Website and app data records

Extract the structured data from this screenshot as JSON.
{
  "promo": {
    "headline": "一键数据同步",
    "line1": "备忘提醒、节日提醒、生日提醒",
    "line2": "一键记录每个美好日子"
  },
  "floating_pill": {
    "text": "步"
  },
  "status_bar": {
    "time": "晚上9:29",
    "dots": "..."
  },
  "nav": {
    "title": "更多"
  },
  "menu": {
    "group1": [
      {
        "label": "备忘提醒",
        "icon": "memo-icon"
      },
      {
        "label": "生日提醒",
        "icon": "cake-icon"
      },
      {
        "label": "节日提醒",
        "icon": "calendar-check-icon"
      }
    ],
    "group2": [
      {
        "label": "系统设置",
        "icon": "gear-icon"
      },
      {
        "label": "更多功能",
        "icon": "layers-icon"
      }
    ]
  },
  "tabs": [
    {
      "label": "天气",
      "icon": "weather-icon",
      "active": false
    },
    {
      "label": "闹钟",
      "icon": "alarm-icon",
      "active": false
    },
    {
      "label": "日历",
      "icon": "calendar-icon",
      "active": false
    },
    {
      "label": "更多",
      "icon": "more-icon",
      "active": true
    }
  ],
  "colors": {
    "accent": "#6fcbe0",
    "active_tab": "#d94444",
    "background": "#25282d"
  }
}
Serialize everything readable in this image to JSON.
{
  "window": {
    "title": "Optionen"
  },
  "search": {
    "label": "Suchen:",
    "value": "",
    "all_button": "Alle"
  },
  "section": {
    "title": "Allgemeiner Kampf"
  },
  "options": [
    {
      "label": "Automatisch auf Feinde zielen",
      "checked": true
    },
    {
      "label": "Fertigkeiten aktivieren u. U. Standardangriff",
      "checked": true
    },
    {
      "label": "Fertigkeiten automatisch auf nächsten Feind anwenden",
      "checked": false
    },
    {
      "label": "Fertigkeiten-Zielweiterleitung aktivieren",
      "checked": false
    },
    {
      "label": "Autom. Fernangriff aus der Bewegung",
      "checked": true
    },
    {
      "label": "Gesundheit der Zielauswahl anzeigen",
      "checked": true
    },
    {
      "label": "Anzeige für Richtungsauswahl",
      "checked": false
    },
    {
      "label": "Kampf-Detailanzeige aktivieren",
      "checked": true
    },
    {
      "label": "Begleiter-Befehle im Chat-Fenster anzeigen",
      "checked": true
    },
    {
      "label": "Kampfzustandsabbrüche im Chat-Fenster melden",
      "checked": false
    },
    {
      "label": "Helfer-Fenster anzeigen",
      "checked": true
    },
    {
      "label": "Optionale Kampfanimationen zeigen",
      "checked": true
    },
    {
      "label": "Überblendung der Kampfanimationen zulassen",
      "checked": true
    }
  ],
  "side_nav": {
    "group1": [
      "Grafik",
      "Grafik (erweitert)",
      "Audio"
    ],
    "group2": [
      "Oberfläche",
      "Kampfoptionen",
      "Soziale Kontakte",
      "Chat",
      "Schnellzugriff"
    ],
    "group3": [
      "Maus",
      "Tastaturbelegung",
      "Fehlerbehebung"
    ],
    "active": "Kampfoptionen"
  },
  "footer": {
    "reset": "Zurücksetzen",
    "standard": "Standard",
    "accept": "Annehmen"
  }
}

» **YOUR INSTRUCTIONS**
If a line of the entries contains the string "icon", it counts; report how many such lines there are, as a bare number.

» **SOLUTION**
9